Figueroa-Jones also lamented that while 50 per cent of women wear a size 14 or larger, many clothing retailers only cater to a size 14 or smaller.
“When the plus size modelling industry began, the models ranged in size from 14 to 18/20, and as customers we long for those days when we identify with the models and feel happy about shopping,” she further added.
Then there is the notion of an all-encompassing free size as the magical size that will solve all problems.
“Free size is an insult!” Nazirah scoffed.
“If I can make a comparison, free size is like, in the real world, assuming there is only one type of person. So I say free size is an insult to humans. It’s very insulting and I hate the word free size. Free size is a discrimination and such a label does not embrace people’s differences,” she said.
Tan believes that the notion for such a sizing label stems from laziness of clothing manufacturers to study the plus size market needs.
“I think there is no such thing as one size fits all unless it’s a tent, but even that has sizes. I feel manufacturers are just lazy to find out details and proper sizing. It can be deceiving. I would say ridiculous and lazy,” she added.
Ratna, however, feels that free size is just another size-range which women with different body shapes can try.
“It is not insulting but it gives some women who don’t fit either there, nor here to try that size. The more options, the better. I don’t think it’s ridiculous,” she said.
Despite many movements calling for a more realistic depiction of clothing sizes and runway models, the fashion industry is still dominated by aspirational standards, UiTM’s senior lecturer Mohd Faizal Abdul Hamid said.
“Local retailers... they do have plus size designs but how they interpret plus sizes is different. They only produce XL on average. Even local designers, and they think that the XL size fits all.
“It’s not fair as there needs to be more detail put into the clothing designs,” Faizal, who has trained with several notable US designers, told Malay Mail Online.
“I think local designers and retailers, they don’t really design for real women,” Faizal said, rating the awareness among both local designers and retailers at only 20 per cent.
He added that Malay women who are unable to find regular plus size clothing have made a shift to modest Muslim wear which promises a broad size range.
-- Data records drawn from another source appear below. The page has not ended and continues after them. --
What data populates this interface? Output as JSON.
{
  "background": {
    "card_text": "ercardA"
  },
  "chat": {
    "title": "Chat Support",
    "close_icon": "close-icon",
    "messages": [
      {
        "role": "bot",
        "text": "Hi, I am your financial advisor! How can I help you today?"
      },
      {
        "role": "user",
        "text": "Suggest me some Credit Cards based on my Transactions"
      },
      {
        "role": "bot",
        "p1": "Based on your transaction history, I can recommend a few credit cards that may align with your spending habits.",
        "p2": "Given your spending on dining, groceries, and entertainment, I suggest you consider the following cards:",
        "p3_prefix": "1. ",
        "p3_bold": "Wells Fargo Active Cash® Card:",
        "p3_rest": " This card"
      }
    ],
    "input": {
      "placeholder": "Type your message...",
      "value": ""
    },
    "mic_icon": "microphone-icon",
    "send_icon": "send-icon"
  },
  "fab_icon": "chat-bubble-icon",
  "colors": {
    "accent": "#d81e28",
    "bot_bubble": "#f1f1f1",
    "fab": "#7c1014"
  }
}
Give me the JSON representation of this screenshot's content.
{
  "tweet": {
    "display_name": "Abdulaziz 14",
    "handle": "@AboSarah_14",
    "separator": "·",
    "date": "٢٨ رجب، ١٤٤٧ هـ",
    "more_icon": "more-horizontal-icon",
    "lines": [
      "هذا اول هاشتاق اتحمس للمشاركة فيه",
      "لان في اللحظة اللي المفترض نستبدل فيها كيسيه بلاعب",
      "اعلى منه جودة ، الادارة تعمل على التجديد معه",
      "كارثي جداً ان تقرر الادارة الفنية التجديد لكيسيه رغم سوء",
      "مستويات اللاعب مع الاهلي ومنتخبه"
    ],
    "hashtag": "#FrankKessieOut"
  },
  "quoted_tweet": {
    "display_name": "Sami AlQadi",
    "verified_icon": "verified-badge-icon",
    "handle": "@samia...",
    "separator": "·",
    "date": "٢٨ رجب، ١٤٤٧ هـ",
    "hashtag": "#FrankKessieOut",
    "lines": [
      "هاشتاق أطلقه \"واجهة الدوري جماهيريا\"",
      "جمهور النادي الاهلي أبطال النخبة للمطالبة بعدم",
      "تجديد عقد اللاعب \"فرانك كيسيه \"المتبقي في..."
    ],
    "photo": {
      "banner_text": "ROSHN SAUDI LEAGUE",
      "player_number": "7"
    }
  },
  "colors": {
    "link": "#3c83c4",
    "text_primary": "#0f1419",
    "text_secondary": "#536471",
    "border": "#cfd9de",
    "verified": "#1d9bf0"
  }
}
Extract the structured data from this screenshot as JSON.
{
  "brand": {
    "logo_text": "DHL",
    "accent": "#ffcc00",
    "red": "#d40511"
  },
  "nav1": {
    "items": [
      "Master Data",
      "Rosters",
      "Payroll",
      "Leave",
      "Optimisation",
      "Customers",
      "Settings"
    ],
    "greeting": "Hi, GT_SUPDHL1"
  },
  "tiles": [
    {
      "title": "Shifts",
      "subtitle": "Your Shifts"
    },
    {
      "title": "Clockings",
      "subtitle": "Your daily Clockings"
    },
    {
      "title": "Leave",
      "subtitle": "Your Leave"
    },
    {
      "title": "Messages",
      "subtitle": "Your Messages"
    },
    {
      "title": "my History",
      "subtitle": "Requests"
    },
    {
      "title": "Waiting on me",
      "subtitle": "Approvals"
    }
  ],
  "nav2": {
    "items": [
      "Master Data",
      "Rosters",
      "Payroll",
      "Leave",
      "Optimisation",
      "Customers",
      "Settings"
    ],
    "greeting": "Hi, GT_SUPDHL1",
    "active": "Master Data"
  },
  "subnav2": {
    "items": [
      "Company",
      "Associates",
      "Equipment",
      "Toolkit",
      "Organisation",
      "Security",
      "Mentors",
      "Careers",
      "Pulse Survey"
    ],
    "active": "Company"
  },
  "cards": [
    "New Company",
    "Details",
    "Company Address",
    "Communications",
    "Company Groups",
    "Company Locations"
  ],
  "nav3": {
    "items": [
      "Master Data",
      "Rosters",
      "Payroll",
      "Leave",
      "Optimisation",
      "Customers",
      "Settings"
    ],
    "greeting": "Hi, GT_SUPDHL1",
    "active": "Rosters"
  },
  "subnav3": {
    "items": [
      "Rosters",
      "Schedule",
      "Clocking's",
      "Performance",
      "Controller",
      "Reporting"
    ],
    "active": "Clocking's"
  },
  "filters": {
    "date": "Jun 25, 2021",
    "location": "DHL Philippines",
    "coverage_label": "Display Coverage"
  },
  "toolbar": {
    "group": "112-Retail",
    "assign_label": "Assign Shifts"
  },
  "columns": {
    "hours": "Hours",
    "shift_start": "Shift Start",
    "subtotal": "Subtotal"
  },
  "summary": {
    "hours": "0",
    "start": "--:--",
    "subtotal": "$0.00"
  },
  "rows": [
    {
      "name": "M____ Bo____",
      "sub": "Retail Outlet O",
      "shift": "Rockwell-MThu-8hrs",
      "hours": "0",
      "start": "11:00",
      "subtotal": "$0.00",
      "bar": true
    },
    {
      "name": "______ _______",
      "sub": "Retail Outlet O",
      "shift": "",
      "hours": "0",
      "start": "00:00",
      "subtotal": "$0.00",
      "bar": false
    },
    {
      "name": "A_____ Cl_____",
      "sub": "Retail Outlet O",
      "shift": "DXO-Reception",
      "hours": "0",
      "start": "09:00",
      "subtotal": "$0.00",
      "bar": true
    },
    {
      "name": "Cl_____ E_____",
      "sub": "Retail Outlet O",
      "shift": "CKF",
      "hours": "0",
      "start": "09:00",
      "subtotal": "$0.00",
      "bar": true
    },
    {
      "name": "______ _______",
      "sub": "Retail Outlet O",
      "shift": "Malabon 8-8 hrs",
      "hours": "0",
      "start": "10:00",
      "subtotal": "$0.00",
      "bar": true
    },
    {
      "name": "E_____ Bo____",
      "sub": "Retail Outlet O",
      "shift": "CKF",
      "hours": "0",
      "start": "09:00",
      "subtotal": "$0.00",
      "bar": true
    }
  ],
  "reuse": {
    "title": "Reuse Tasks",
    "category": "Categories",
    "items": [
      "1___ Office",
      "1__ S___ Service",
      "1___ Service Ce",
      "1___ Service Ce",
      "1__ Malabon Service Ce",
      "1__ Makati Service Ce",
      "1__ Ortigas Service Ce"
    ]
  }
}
“Modest wear are easy-to-wear style types and it’s less hassle. So we see many (Muslim) women moving there and trying to look fashionable,” Faizal said.
When asked where they themselves shop, Nazirah, Ratna and Tan replied, “Ms Read.”
They said that while there may be other clothing options for plus size women now, many brands do not focus on the details when catering for the group.
“Only Ms Read. The brand champions plus sizes. Not many stylish ones around. Not many realise you can be big and stylish. I also shop online a lot. H&M Plus, Marks and Spencer the rest I go to Asos,” Nazirah said referring to the British online clothing business.
Tan said that while she is considered in the “smaller” category of the plus size group, she still has to resort to baggy styles when shopping at conventional outlets.
She said that with her own clothing brand, however, she has endless choices.
“I can’t try bodycon stuff but ever since I started Plusify, I wear body hugging clothes and style myself better.”
Tan said that though some brands do cater for plus size women, the designs are rather “conservative.”
“For me there are three brands that cater for the bigger size. Not exactly super plus; Ms Read and Dorothy Perkins and now we have Violeta by Mango.” However, she finds the designs to be a tad too conservative for her.
Ratna meanwhile has always found Ms Read to be an inspirational brand for plus size women.
“They cater to many sizes and I just love Ms Read!” she added.